[[ Information shown, beginning ]]

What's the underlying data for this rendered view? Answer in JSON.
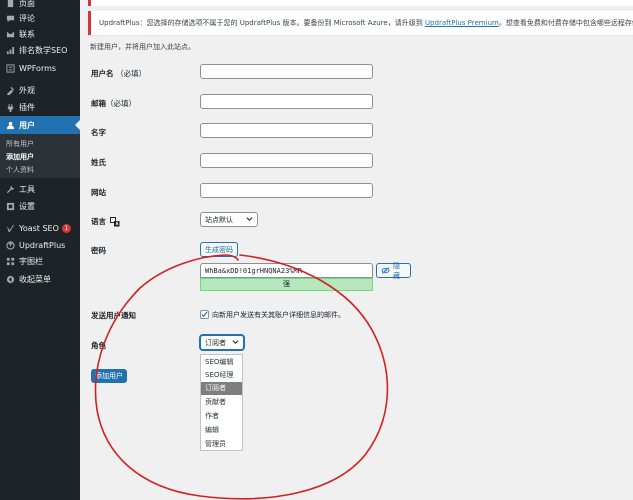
{
  "sidebar": {
    "items": [
      {
        "label": "页面",
        "icon": "page-icon"
      },
      {
        "label": "评论",
        "icon": "comment-icon"
      },
      {
        "label": "联系",
        "icon": "mail-icon"
      },
      {
        "label": "排名数学SEO",
        "icon": "rankmath-icon"
      },
      {
        "label": "WPForms",
        "icon": "forms-icon"
      },
      {
        "label": "外观",
        "icon": "appearance-icon"
      },
      {
        "label": "插件",
        "icon": "plugin-icon"
      },
      {
        "label": "用户",
        "icon": "user-icon"
      },
      {
        "label": "工具",
        "icon": "tools-icon"
      },
      {
        "label": "设置",
        "icon": "settings-icon"
      },
      {
        "label": "Yoast SEO",
        "icon": "yoast-icon",
        "badge": "1"
      },
      {
        "label": "UpdraftPlus",
        "icon": "updraft-icon"
      },
      {
        "label": "字图栏",
        "icon": "widget-icon"
      },
      {
        "label": "收起菜单",
        "icon": "collapse-icon"
      }
    ],
    "submenu": [
      "所有用户",
      "添加用户",
      "个人资料"
    ]
  },
  "notice": {
    "text_before": "UpdraftPlus：您选择的存储选项不属于您的 UpdraftPlus 版本。要备份到 Microsoft Azure，请升级到 ",
    "link": "UpdraftPlus Premium",
    "text_after": "。想查看免费和付费存储中包含哪些远程存储位置，请参见这里："
  },
  "intro": "新建用户，并将用户加入此站点。",
  "form": {
    "username_label": "用户名",
    "username_req": "（必填）",
    "email_label": "邮箱",
    "email_req": "（必填）",
    "firstname_label": "名字",
    "lastname_label": "姓氏",
    "website_label": "网站",
    "language_label": "语言",
    "language_value": "站点默认",
    "password_label": "密码",
    "generate_password_label": "生成密码",
    "password_value": "WhBa&xDD!01grHNQNA23%MR",
    "hide_label": "隐藏",
    "strength_label": "强",
    "notify_label": "发送用户通知",
    "notify_text": "向新用户发送有关其账户详细信息的邮件。",
    "role_label": "角色",
    "role_value": "订阅者",
    "role_options": [
      "SEO编辑",
      "SEO经理",
      "订阅者",
      "贡献者",
      "作者",
      "编辑",
      "管理员"
    ],
    "add_user_label": "添加用户"
  },
  "colors": {
    "sidebar_bg": "#1d2327",
    "accent": "#2271b1",
    "notice_border": "#d63638",
    "annotation": "#d4201e"
  }
}
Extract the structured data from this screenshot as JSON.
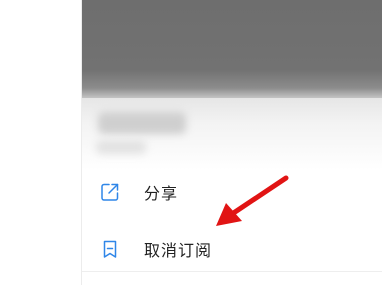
{
  "menu": {
    "items": [
      {
        "label": "分享",
        "icon": "share-icon"
      },
      {
        "label": "取消订阅",
        "icon": "bookmark-icon"
      }
    ]
  },
  "colors": {
    "icon_accent": "#2f86e8",
    "arrow": "#e11414",
    "text": "#222222"
  }
}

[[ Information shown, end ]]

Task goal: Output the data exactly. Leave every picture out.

Solution below:
What's the underlying data for this rendered view? Answer in JSON.
{
  "sidebar": {
    "items": [
      {
        "label": "页面",
        "icon": "page-icon"
      },
      {
        "label": "评论",
        "icon": "comment-icon"
      },
      {
        "label": "联系",
        "icon": "mail-icon"
      },
      {
        "label": "排名数学SEO",
        "icon": "rankmath-icon"
      },
      {
        "label": "WPForms",
        "icon": "forms-icon"
      },
      {
        "label": "外观",
        "icon": "appearance-icon"
      },
      {
        "label": "插件",
        "icon": "plugin-icon"
      },
      {
        "label": "用户",
        "icon": "user-icon"
      },
      {
        "label": "工具",
        "icon": "tools-icon"
      },
      {
        "label": "设置",
        "icon": "settings-icon"
      },
      {
        "label": "Yoast SEO",
        "icon": "yoast-icon",
        "badge": "1"
      },
      {
        "label": "UpdraftPlus",
        "icon": "updraft-icon"
      },
      {
        "label": "字图栏",
        "icon": "widget-icon"
      },
      {
        "label": "收起菜单",
        "icon": "collapse-icon"
      }
    ],
    "submenu": [
      "所有用户",
      "添加用户",
      "个人资料"
    ]
  },
  "notice": {
    "text_before": "UpdraftPlus：您选择的存储选项不属于您的 UpdraftPlus 版本。要备份到 Microsoft Azure，请升级到 ",
    "link": "UpdraftPlus Premium",
    "text_after": "。想查看免费和付费存储中包含哪些远程存储位置，请参见这里："
  },
  "intro": "新建用户，并将用户加入此站点。",
  "form": {
    "username_label": "用户名",
    "username_req": "（必填）",
    "email_label": "邮箱",
    "email_req": "（必填）",
    "firstname_label": "名字",
    "lastname_label": "姓氏",
    "website_label": "网站",
    "language_label": "语言",
    "language_value": "站点默认",
    "password_label": "密码",
    "generate_password_label": "生成密码",
    "password_value": "WhBa&xDD!01grHNQNA23%MR",
    "hide_label": "隐藏",
    "strength_label": "强",
    "notify_label": "发送用户通知",
    "notify_text": "向新用户发送有关其账户详细信息的邮件。",
    "role_label": "角色",
    "role_value": "订阅者",
    "role_options": [
      "SEO编辑",
      "SEO经理",
      "订阅者",
      "贡献者",
      "作者",
      "编辑",
      "管理员"
    ],
    "add_user_label": "添加用户"
  },
  "colors": {
    "sidebar_bg": "#1d2327",
    "accent": "#2271b1",
    "notice_border": "#d63638",
    "annotation": "#d4201e"
  }
}
Extract the structured data from this screenshot as JSON.
{
  "menu": {
    "items": [
      {
        "label": "分享",
        "icon": "share-icon"
      },
      {
        "label": "取消订阅",
        "icon": "bookmark-icon"
      }
    ]
  },
  "colors": {
    "icon_accent": "#2f86e8",
    "arrow": "#e11414",
    "text": "#222222"
  }
}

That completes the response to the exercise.